#### [Input material]
[Start of Attachment]

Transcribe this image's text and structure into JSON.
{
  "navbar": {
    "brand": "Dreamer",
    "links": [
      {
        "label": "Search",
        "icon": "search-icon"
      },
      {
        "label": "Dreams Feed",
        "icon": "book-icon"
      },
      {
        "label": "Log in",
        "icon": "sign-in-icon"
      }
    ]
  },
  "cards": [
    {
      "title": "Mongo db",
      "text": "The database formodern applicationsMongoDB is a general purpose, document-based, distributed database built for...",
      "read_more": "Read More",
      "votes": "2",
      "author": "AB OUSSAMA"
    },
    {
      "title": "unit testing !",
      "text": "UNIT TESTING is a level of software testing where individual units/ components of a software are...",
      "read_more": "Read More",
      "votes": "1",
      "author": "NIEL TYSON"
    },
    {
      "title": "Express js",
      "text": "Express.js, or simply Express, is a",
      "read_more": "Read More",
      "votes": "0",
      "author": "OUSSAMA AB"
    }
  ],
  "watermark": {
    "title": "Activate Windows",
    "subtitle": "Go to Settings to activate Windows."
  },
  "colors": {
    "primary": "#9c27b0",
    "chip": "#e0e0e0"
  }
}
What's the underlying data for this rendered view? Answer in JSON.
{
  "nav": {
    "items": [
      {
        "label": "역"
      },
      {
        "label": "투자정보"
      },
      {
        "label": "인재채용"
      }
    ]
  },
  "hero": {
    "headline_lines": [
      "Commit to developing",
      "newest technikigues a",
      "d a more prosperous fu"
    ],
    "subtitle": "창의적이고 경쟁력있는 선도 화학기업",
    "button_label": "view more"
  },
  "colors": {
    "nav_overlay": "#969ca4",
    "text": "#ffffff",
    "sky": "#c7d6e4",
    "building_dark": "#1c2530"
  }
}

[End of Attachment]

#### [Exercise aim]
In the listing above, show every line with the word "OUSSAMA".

#### [Answer to the exercise]
      "author": "AB OUSSAMA"
      "author": "OUSSAMA AB"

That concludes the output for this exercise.